The United States could have an instantly strong centrist party if Blue Dog Democrats and Main Street Republicans came together in a centrist party. This third party would ally with Democrats on some issues and Republicans on others. The United States does not need an either-or two-party system. The United States suffers increasingly for this system.
Many of Europe’s political parties were born of such party splits.
Heath Shuler’s recent intra-party challenge to Nancy Pelosi drew more interest than connoted by his 43 votes. We could add to that the 28 Blue Dog losses in this year’s House races. Comparable centrist Democratic Senators who might be interested include North Dakota’s Kent Conrad.
Of course, there aren’t many center-right Congressional Republicans any more. But if Blue Dog Dems led the way, a few of Congress’s less dogmatic Republicans might be enticed. Thirty-eight-year-old Shuler himself, a former star quarterback, would make an interesting party leader, but his pro-life stance would probably have soften.
In state legislative politics, many Democrats on the losing side in North Carolina and Georgia this year, and in other southern and Midwestern states, would be naturally curious about a Blue-Dog secession. So would East and West Coast independents and Republicans tired of Democratic domination of their state legislatures and Congressional delegations, such as the Moderate Party of Rhode Island.
Of course, elected officials tend to play it safe, and abandoning the party that got you elected in the first place is not a safe bet. But for many of these relative moderates, the alternative of a facing bienniel one-two punch isn’t pretty either — first from the party’s ideologically motivated in a primary election, and then from the opposing party in the general election. That’s why it might make the most sense to look to recently defeated Blue Dogs for such a third party. South Dakota’s young Stephanie Herseth Sandlin was chair of the Blue Dogs until her near loss this November.

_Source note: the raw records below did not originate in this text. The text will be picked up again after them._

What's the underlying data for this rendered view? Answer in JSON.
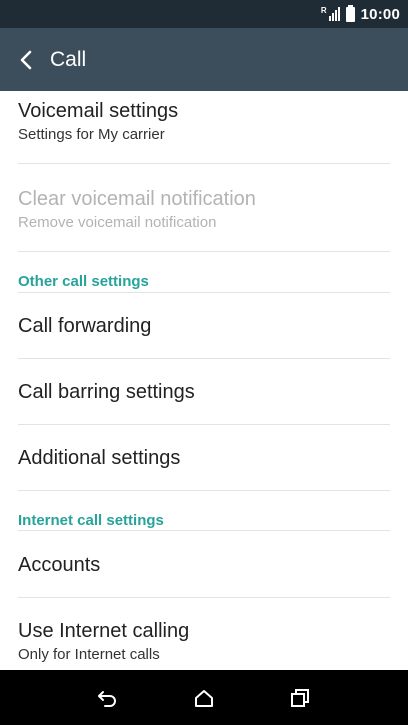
{
  "status_bar": {
    "network_letter": "R",
    "time": "10:00",
    "icons": [
      "roaming-signal-icon",
      "battery-icon"
    ]
  },
  "app_bar": {
    "title": "Call",
    "back_icon": "chevron-left-icon"
  },
  "settings": {
    "voicemail": {
      "title": "Voicemail settings",
      "subtitle": "Settings for My carrier"
    },
    "clear_voicemail": {
      "title": "Clear voicemail notification",
      "subtitle": "Remove voicemail notification",
      "enabled": false
    },
    "other_header": "Other call settings",
    "call_forwarding": {
      "title": "Call forwarding"
    },
    "call_barring": {
      "title": "Call barring settings"
    },
    "additional": {
      "title": "Additional settings"
    },
    "internet_header": "Internet call settings",
    "accounts": {
      "title": "Accounts"
    },
    "use_internet": {
      "title": "Use Internet calling",
      "subtitle": "Only for Internet calls"
    }
  },
  "nav_bar": {
    "icons": [
      "back-icon",
      "home-icon",
      "recents-icon"
    ]
  },
  "colors": {
    "status_bar": "#1f2b35",
    "app_bar": "#3c4e5c",
    "section_accent": "#26a39a",
    "nav_bar": "#000000"
  }
}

So what do you say, Blue Dogs? How far left are you willing to go with national Democrats? Will you consider forming a third, centrist party?